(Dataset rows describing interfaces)
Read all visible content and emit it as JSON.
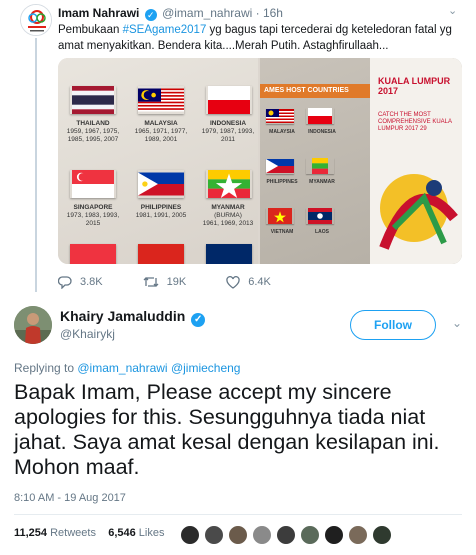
{
  "quoted": {
    "name": "Imam Nahrawi",
    "handle": "@imam_nahrawi",
    "time": "· 16h",
    "text_pre": "Pembukaan ",
    "hashtag": "#SEAgame2017",
    "text_post": " yg bagus tapi tercederai dg keteledoran fatal yg amat menyakitkan. Bendera kita....Merah Putih. Astaghfirullaah...",
    "photo_left": {
      "flags": [
        {
          "country": "THAILAND",
          "years": "1959, 1967, 1975,\n1985, 1995, 2007"
        },
        {
          "country": "MALAYSIA",
          "years": "1965, 1971, 1977,\n1989, 2001"
        },
        {
          "country": "INDONESIA",
          "years": "1979, 1987, 1993,\n2011"
        },
        {
          "country": "SINGAPORE",
          "years": "1973, 1983, 1993,\n2015"
        },
        {
          "country": "PHILIPPINES",
          "years": "1981, 1991, 2005"
        },
        {
          "country": "MYANMAR",
          "years": "(BURMA)\n1961, 1969, 2013"
        }
      ]
    },
    "photo_right": {
      "banner": "AMES HOST COUNTRIES",
      "logo": "KUALA LUMPUR 2017",
      "tagline": "CATCH THE MOST COMPREHENSIVE KUALA LUMPUR 2017 29",
      "mini_labels": [
        "MALAYSIA",
        "INDONESIA",
        "PHILIPPINES",
        "MYANMAR",
        "VIETNAM",
        "LAOS"
      ]
    },
    "stats": {
      "replies": "3.8K",
      "retweets": "19K",
      "likes": "6.4K"
    }
  },
  "main": {
    "name": "Khairy Jamaluddin",
    "handle": "@Khairykj",
    "follow_label": "Follow",
    "replying_prefix": "Replying to ",
    "replying_to_1": "@imam_nahrawi",
    "replying_to_2": "@jimiecheng",
    "text": "Bapak Imam, Please accept my sincere apologies for this. Sesungguhnya tiada niat jahat. Saya amat kesal dengan kesilapan ini. Mohon maaf.",
    "timestamp": "8:10 AM - 19 Aug 2017",
    "retweets_count": "11,254",
    "retweets_label": "Retweets",
    "likes_count": "6,546",
    "likes_label": "Likes"
  },
  "colors": {
    "accent": "#1da1f2",
    "link": "#1b95e0",
    "muted": "#657786"
  }
}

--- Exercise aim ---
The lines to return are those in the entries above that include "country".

--- Response box ---
          "country": "THAILAND",
          "country": "MALAYSIA",
          "country": "INDONESIA",
          "country": "SINGAPORE",
          "country": "PHILIPPINES",
          "country": "MYANMAR",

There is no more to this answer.